Work task =
Among the entries below, copy every line that carries the word "group".

(Beginning of The data)

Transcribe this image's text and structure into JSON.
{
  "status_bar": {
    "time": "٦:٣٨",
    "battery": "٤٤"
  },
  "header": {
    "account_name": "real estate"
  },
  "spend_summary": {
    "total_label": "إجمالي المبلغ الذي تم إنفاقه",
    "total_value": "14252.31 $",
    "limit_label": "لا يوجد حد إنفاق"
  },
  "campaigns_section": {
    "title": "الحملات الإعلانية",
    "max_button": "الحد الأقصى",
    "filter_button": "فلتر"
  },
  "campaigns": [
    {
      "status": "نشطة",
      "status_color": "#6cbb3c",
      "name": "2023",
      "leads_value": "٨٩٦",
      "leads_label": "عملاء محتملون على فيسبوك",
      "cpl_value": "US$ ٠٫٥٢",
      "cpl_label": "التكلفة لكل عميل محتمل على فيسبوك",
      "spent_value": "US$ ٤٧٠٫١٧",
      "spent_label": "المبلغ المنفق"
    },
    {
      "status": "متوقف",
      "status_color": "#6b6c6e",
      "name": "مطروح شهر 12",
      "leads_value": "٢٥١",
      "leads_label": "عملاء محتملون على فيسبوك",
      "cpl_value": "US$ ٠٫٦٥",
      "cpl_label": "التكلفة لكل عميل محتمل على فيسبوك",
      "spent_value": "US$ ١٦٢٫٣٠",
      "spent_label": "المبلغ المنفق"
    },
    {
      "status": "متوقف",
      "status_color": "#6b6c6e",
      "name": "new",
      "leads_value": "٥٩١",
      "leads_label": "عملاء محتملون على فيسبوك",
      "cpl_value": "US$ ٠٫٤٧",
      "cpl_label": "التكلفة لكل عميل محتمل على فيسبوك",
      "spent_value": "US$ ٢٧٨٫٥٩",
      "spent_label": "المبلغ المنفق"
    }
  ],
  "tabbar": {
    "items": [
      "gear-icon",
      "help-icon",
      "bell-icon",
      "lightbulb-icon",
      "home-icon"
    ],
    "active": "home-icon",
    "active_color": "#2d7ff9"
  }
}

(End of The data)
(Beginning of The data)

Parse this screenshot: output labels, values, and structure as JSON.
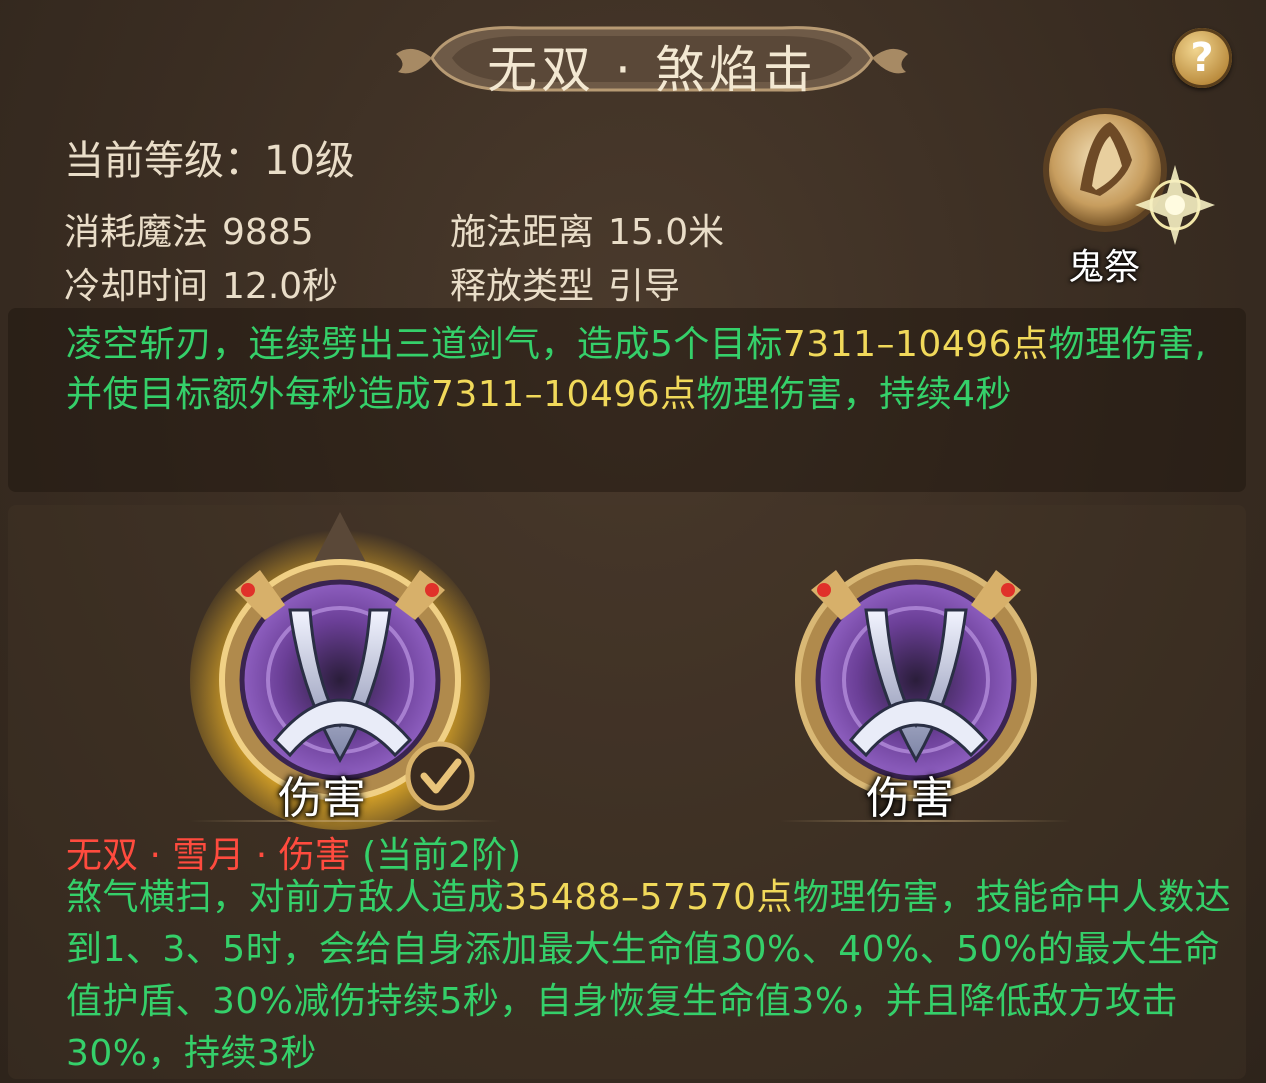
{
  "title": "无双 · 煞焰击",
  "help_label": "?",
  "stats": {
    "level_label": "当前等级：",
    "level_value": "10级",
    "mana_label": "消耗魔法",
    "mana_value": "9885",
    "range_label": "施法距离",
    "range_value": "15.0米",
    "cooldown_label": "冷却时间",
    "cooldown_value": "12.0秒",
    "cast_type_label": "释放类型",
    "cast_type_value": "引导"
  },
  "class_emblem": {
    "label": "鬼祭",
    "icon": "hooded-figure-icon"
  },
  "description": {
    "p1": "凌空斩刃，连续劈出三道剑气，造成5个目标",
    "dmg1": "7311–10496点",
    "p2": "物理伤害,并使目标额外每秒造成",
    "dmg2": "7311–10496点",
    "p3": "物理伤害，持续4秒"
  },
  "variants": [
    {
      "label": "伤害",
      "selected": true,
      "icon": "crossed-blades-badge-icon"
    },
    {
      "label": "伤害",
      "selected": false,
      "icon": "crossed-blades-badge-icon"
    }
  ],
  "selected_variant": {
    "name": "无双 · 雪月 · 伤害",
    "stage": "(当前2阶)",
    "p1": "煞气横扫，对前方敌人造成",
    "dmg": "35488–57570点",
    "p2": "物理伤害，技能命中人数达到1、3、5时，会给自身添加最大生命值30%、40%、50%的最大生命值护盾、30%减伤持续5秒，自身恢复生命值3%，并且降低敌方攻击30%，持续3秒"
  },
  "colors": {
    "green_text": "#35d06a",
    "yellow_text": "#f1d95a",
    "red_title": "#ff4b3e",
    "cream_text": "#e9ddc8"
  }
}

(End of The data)
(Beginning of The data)

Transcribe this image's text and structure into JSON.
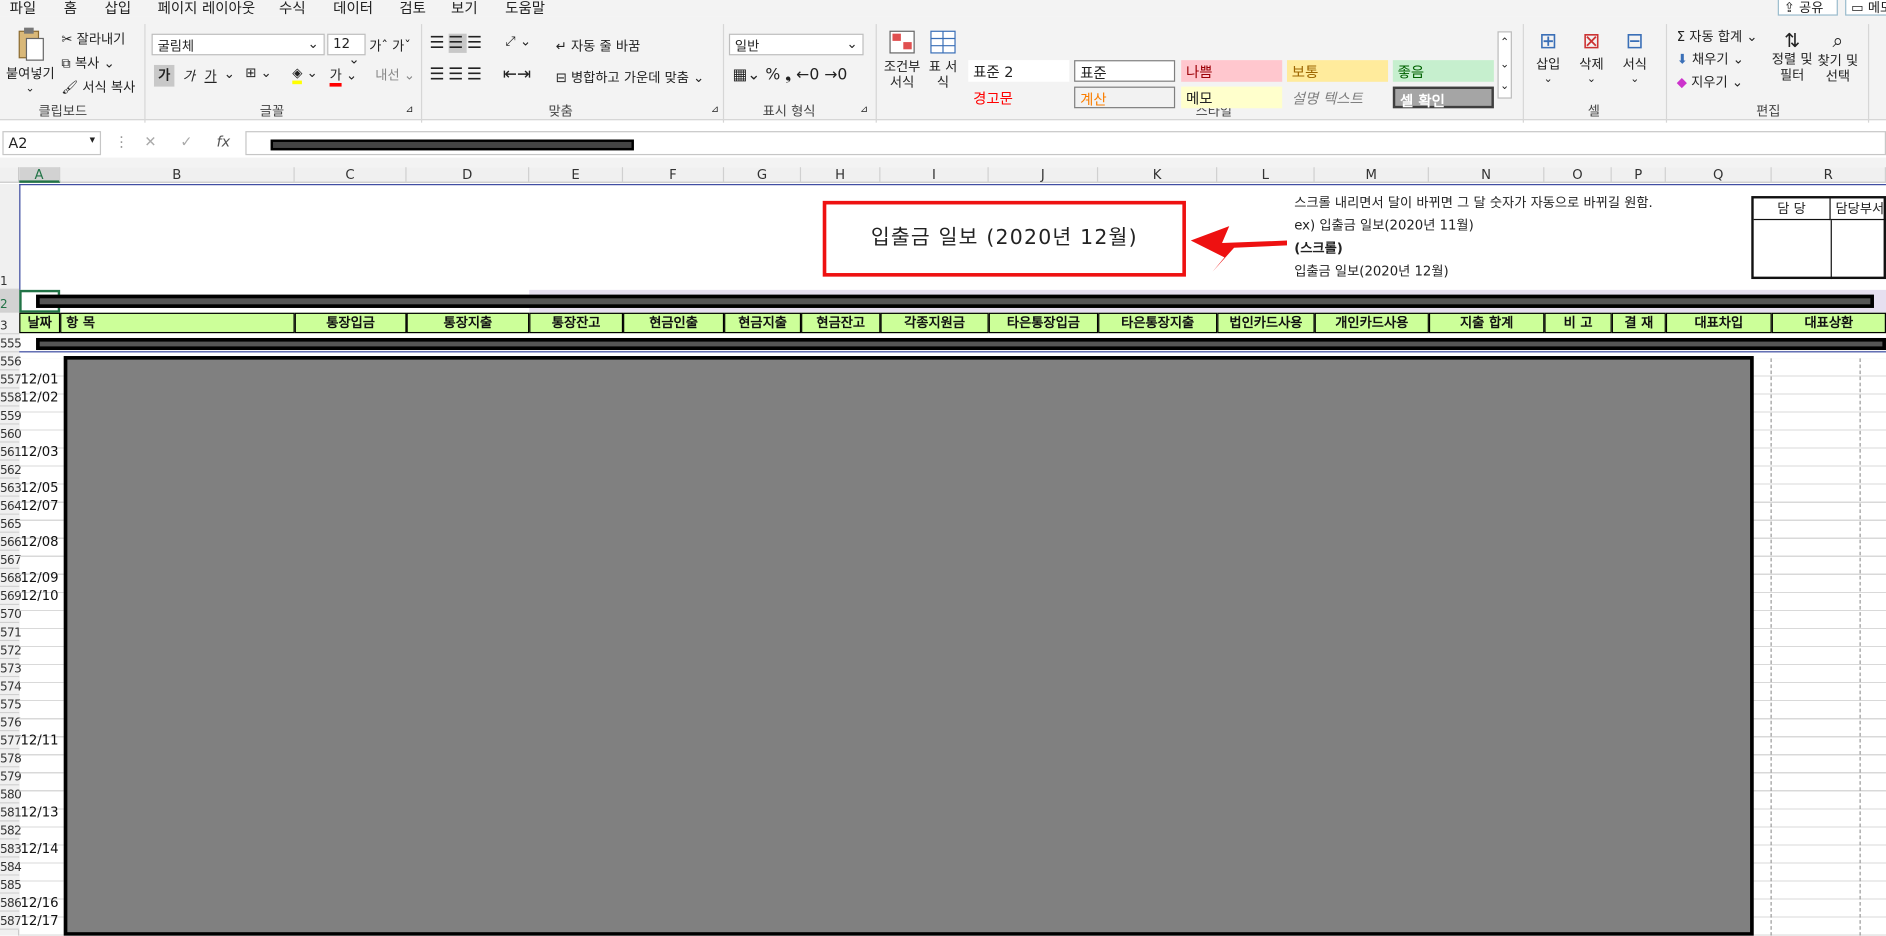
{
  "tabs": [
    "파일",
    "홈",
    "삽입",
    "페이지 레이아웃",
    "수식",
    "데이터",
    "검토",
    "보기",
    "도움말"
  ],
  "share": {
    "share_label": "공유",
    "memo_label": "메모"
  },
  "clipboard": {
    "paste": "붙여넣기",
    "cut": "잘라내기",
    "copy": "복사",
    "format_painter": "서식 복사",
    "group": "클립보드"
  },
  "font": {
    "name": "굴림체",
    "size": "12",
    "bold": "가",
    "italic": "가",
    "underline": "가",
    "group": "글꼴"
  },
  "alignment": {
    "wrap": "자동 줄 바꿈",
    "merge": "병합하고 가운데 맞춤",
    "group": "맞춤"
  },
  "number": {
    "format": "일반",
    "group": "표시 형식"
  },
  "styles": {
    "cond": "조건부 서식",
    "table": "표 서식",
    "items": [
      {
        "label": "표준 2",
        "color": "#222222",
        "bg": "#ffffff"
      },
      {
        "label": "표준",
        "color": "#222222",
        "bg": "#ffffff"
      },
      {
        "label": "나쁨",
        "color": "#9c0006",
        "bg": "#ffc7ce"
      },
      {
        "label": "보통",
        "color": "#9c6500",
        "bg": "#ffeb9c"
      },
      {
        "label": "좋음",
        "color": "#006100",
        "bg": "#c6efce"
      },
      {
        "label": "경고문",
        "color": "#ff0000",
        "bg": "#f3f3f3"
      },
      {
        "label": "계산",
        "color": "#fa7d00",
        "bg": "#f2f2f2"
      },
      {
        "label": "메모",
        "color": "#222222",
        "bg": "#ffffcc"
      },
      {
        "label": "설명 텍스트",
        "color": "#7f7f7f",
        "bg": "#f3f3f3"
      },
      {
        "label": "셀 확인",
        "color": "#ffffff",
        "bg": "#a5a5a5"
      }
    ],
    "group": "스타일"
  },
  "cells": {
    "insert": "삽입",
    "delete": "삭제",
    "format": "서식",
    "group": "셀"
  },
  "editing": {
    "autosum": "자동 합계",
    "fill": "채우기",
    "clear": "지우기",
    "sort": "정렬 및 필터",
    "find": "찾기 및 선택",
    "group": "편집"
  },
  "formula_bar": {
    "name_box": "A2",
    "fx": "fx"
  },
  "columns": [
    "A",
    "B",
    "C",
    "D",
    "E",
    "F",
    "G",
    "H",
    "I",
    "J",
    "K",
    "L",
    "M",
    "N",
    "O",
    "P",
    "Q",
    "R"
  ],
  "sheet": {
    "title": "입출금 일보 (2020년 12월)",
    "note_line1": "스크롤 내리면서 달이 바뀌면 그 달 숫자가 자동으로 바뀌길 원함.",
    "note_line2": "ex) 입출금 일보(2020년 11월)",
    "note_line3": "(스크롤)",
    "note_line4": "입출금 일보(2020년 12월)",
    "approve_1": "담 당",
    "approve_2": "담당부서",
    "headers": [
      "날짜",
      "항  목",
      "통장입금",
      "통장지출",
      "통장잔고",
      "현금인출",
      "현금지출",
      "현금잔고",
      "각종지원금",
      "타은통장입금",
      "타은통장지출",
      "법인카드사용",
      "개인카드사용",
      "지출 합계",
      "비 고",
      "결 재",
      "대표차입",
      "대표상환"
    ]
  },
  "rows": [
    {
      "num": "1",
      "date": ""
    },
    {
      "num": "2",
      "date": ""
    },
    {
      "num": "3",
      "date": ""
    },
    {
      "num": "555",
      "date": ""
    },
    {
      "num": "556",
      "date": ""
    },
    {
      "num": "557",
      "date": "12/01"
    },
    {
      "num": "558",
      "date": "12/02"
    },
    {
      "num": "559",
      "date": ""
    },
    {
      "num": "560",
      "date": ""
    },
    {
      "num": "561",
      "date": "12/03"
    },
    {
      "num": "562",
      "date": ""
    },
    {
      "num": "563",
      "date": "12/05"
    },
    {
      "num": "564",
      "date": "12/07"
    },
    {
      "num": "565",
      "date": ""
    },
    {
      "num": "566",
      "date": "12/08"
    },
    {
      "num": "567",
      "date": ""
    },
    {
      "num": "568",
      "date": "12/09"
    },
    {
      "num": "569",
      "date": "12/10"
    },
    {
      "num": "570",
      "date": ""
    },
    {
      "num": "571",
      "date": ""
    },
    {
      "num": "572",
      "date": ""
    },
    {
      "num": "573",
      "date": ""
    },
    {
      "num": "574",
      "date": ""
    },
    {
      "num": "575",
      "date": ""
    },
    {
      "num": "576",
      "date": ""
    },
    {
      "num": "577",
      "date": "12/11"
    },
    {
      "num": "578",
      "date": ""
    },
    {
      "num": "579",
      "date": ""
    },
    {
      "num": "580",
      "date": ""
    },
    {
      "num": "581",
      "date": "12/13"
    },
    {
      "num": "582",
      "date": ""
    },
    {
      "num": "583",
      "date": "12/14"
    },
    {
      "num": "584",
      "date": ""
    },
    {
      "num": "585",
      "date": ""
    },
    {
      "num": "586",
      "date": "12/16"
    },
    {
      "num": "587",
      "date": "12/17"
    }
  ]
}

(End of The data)

Output of the task =
    "group": "클립보드"
    "group": "글꼴"
    "group": "맞춤"
    "group": "표시 형식"
    "group": "스타일"
    "group": "셀"
    "group": "편집"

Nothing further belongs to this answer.